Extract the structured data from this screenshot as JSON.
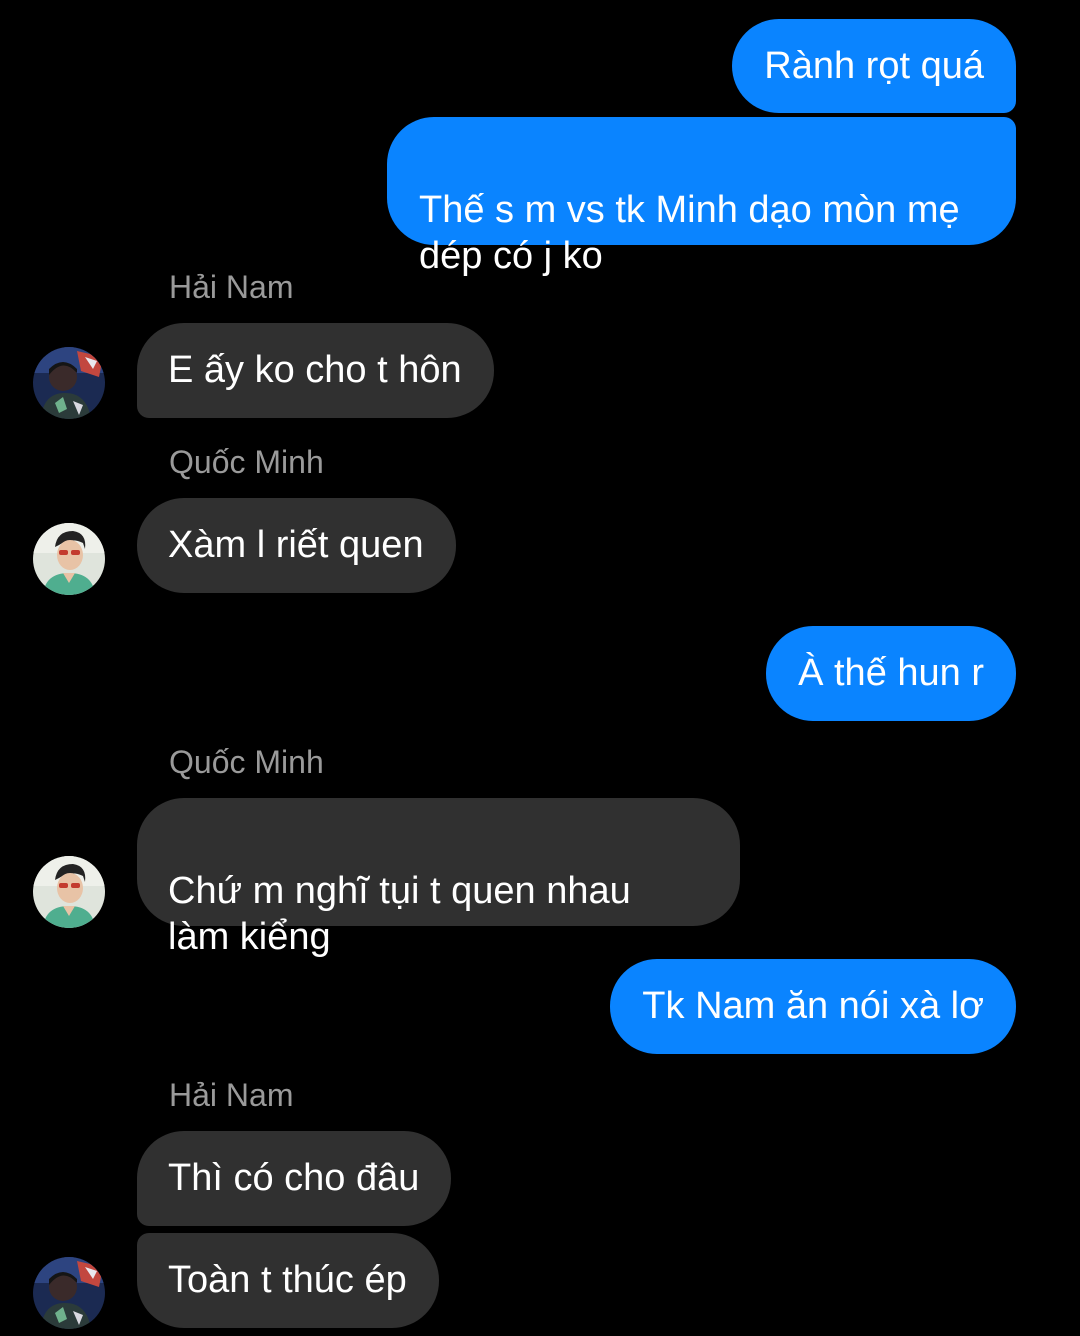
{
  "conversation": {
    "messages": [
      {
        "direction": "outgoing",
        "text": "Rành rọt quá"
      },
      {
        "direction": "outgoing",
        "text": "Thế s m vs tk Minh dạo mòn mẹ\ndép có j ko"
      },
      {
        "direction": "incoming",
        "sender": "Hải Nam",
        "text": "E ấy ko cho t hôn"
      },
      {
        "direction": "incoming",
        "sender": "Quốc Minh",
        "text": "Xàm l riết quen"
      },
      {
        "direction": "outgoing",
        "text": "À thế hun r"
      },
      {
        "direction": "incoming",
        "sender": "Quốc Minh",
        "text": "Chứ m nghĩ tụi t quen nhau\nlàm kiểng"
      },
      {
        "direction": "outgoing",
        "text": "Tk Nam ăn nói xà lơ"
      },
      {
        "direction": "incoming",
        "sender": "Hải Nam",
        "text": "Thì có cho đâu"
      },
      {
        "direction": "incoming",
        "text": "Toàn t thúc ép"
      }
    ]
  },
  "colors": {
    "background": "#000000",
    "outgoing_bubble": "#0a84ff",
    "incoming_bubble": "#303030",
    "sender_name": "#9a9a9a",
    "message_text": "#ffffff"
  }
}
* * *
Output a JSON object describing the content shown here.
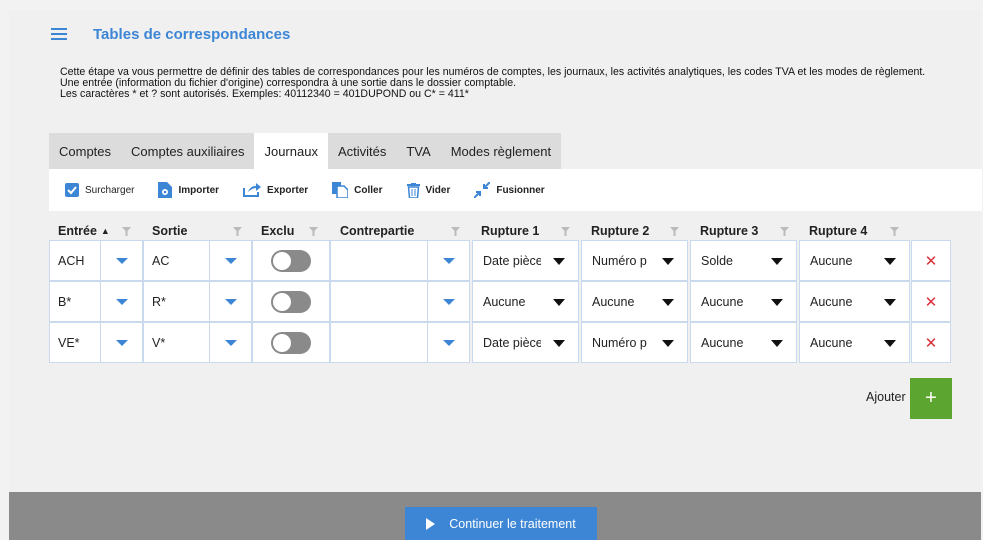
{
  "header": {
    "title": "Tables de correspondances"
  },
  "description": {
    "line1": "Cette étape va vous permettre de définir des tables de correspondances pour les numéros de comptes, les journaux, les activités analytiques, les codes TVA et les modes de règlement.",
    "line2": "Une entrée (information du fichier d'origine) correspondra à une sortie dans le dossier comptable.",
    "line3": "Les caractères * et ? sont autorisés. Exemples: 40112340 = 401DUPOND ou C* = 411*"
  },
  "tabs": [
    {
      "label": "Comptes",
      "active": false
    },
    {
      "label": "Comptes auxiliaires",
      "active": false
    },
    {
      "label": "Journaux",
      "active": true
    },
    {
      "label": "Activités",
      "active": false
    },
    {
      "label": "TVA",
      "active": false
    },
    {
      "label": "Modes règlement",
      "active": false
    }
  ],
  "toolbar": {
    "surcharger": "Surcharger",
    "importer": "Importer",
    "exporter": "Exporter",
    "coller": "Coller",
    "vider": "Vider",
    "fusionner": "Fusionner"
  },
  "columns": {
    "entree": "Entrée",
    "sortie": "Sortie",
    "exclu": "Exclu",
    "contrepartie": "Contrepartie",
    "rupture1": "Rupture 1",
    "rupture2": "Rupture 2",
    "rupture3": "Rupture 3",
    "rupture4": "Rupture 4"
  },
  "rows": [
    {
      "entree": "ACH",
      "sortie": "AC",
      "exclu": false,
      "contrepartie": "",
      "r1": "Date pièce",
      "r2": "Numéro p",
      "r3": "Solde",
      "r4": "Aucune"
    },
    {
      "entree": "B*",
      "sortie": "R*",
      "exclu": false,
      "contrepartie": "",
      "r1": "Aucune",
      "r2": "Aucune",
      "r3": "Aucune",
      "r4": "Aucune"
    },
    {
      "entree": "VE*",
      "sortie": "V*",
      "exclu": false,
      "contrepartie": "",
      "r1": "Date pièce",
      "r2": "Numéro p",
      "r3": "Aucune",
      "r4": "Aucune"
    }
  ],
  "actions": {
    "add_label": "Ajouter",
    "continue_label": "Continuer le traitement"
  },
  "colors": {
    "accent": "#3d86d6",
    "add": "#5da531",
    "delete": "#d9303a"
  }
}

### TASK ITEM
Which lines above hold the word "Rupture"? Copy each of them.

### OUTPUT OF THE EXERCISE
    "rupture1": "Rupture 1",
    "rupture2": "Rupture 2",
    "rupture3": "Rupture 3",
    "rupture4": "Rupture 4"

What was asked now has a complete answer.